Susan Njihia and Margaret Mukwaiti, the RMF homeopathic malaria team, have remained busy, especially during rainy season when the mosquitoes swarm in abundance throughout the settlement. For the past couple of months, the malaria pharmaceutical supply at Panyadoli Health Centre has been depleted.** The community visits the health centre and is tested for malaria when Rapid Deployment Tests (RDT) are in stock. When no pharmaceuticals are available, the community can choose to either travel into town and buy medicine from the pharmacy, or receive malaria homeopathics for no cost through the RMF Homeopathic Malaria Program. Many have chosen the homeopathic treatment for both prophylaxis and treatment. The RMF Homeopathic Malaria Program has treated 35% of the malaria cases in the settlement since initiation of the program in December 2008.
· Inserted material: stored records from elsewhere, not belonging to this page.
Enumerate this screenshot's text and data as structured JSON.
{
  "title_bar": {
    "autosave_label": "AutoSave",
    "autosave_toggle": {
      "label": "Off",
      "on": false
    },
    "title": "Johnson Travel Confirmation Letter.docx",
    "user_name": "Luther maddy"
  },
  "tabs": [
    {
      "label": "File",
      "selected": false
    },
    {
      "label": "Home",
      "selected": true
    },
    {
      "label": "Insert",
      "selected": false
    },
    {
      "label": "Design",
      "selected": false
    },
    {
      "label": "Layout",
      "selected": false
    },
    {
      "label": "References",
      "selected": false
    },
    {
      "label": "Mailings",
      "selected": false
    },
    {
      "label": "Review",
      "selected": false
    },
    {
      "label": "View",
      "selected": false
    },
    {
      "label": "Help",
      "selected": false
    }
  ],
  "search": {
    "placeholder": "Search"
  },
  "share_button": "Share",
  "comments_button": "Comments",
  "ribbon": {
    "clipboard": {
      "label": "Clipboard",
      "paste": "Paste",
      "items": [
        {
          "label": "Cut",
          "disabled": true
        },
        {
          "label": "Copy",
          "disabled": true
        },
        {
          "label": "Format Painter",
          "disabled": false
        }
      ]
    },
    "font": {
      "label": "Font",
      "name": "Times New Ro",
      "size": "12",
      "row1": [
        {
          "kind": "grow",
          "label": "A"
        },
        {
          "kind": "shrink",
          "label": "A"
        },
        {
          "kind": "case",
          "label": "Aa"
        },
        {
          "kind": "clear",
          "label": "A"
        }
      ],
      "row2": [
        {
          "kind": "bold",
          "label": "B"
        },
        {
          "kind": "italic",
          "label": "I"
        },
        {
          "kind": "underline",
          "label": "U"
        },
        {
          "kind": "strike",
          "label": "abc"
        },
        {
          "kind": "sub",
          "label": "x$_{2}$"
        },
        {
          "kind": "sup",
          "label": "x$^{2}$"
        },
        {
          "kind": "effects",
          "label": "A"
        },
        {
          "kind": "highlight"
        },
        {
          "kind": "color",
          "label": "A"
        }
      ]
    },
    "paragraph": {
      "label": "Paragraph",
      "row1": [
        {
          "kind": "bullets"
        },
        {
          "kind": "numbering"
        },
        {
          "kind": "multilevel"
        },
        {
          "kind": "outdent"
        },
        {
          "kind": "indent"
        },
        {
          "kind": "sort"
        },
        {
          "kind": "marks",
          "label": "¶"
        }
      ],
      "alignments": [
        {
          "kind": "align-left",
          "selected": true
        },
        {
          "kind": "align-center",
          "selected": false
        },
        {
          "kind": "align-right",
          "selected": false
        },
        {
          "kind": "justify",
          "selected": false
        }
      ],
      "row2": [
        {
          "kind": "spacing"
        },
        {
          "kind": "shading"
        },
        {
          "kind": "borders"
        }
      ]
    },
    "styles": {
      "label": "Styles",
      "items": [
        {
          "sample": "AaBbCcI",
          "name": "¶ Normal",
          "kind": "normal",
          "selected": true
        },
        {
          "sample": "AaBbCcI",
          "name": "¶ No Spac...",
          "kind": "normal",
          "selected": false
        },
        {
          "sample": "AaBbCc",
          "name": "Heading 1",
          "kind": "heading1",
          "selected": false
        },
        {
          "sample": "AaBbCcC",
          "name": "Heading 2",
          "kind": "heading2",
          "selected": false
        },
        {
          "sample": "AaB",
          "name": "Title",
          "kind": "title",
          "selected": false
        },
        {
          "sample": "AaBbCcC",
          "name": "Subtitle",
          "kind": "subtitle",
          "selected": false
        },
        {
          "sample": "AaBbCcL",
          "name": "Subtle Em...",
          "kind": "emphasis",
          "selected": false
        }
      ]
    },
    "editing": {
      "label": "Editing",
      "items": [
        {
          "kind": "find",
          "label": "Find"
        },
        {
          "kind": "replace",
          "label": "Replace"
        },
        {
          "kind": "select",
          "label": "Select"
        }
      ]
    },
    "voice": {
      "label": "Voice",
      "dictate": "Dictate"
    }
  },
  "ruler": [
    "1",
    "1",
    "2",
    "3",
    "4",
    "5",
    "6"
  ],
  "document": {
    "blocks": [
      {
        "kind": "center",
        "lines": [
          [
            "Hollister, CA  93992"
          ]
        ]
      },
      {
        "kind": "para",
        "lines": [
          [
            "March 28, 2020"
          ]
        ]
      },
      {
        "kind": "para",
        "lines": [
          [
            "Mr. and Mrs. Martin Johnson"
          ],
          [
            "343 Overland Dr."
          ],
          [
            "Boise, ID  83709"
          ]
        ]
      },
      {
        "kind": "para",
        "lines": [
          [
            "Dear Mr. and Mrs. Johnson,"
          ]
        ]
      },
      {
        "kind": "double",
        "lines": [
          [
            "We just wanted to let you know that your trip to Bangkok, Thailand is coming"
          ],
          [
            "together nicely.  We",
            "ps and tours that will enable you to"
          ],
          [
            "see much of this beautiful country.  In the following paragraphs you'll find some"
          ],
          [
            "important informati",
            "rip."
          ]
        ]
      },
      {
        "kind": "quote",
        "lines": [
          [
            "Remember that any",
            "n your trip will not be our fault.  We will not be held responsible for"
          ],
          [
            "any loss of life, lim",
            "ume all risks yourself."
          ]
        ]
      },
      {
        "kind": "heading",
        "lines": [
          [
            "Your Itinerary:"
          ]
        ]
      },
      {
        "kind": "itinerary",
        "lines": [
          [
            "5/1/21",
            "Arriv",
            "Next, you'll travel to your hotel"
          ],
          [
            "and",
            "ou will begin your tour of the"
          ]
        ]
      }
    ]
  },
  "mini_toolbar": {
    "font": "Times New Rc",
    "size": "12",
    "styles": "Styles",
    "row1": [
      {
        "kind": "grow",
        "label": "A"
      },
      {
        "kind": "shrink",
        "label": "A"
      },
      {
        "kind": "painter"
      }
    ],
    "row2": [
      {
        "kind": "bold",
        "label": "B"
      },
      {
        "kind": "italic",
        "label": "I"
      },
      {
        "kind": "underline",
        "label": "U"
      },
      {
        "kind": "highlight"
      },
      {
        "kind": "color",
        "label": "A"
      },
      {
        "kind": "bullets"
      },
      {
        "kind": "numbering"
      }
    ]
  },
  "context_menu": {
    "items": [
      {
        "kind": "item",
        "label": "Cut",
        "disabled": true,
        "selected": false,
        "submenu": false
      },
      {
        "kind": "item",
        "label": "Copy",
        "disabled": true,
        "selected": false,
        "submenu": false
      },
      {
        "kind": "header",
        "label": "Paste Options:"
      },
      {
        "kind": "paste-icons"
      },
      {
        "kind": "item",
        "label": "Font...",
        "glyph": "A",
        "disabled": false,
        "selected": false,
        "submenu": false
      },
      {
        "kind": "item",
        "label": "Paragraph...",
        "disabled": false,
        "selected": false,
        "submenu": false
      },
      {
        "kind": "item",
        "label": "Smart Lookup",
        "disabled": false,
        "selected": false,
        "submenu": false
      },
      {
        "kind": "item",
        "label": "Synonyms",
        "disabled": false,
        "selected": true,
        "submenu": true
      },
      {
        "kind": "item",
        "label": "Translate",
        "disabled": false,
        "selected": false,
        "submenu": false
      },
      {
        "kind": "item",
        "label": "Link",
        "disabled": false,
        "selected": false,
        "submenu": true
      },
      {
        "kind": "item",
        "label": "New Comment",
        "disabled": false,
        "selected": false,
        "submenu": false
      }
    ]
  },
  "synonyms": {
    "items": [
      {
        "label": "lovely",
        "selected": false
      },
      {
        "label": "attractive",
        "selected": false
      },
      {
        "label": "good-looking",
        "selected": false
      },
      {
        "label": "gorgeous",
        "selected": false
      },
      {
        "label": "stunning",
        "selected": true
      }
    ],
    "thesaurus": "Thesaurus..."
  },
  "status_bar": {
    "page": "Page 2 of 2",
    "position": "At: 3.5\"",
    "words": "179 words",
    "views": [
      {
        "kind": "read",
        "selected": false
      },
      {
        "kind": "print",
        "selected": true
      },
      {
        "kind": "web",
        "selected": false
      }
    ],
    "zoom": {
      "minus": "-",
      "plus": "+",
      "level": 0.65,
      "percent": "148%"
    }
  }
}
Those that take advantage of the homeopathic malaria prophylaxis and treatment are mostly Kenyan refugees, but, through sensitization, the homeopathic team has spread the word and educated Sudanese refugees and Internally Displaced Ugandans about the benefits of homeopathy as well. Non-Kenyans comprise 13% of the malaria cases treated this last 2-month reporting period. This number steadily increases with continued sensitization.
During this latest reporting period, Simon Wanyama, an elderly man dependent upon others in the community for financial support, went to the health centre presenting with malaria signs and symptoms. Testing confirmed his malaria diagnosis, but pharmaceuticals were not available to treat his condition. Not having funds with which to buy medicine at the pharmacy, Simon sought out Margaret for homeopathic treatment. Within a few days Simon’s signs and symptoms abated and his health was restored.
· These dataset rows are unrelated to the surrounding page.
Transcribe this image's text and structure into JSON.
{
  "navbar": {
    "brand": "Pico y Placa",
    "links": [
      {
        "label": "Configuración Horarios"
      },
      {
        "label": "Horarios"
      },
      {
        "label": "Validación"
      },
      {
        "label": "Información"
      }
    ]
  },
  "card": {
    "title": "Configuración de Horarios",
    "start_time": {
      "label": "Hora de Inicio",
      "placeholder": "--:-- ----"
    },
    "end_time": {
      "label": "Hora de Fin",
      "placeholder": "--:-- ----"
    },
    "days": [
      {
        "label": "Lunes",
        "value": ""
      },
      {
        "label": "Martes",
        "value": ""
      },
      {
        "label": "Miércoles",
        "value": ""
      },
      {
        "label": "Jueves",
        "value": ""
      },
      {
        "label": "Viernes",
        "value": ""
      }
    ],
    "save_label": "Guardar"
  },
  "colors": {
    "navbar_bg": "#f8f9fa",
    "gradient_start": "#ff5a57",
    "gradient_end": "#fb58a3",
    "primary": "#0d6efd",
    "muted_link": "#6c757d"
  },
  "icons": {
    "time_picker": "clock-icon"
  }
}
Hanza Kauddo, Ardala Ali and Maulambh Fatuma, a Ugandan family, first learned about homeopathic prophylaxis for malaria 5 months ago. They frequently visit the homeopathic team for prophylactic treatment and the family members have remained malaria-free since being treated prophylactically, being resistant to the disease even during the rainy season when malaria was prevalent throughout the area. There are several additional families that have successfully protected themselves against malaria for many months utilizing homeopathy.
**In November, RMF assisted with stocking the health centre with much-needed medicine. Click here for the latest update on the Panyadoli Health Centre.
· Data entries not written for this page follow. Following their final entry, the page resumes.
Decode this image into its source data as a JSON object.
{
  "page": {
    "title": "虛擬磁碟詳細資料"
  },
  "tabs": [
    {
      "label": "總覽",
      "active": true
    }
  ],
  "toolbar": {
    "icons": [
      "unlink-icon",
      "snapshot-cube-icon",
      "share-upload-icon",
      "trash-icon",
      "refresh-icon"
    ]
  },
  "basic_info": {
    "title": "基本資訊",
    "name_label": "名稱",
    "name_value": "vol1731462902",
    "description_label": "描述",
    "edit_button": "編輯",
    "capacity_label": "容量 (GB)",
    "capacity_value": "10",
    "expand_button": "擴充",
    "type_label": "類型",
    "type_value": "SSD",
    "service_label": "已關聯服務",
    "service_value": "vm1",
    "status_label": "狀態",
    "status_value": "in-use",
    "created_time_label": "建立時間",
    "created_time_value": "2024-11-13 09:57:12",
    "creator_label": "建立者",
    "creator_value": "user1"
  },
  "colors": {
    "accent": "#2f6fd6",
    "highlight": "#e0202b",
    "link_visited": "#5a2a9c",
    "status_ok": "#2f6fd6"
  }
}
Through Real Medicine Foundation, over 30,000 free National Acupuncture Detoxification Association (NADA) treatments have been provided at the Kiryandongo Refugee Settlement since the initiation of the program in April 2008 at the Mulanda Transit Centre, the temporary refugee camp established for Kenyans prior to their resettlement in Kiryandongo. During the national NADA conference held in Ann Arbor, Michigan this past summer, Dr. Michael Smith, founder of NADA and Director of the Lincoln Recovery Center in the Bronx, New York, proclaimed that the NADA training held at the Mulanda Transit Centre is the most successful NADA training held. Dr. Smith based this proclamation on the unprecedented volume of patients treated. Prior to having these results, Dr Smith did not realize that this potential was possible. NADA treatments are used primarily for post-traumatic stress disorder at the refugee settlement.
Along with a successful RMF-sponsored NADA program, the settlement also benefits from an RMF-sponsored whole body acupuncture program utilizing acupuncture points all over the body in comparison to the NADA protocol, which utilizes acupuncture points solely on the ear. Both NADA and whole body acupuncture benefit the body, mind and spirit. More than 3500 whole body acupuncture treatments have been provided since the whole body program was introduced in December 2008. The primary conditions treated with this modality are pain, such as headache and backache, respiratory conditions and fever. Close to 70% of all acupuncture treatments provided during the last reporting period were for pain relief. Both the NADA and the whole body acupuncture treatments are of great benefit to the community, especially when pharmaceuticals are out-of-stock in the health centre and in cases where pharmaceuticals do not provide the patient with relief.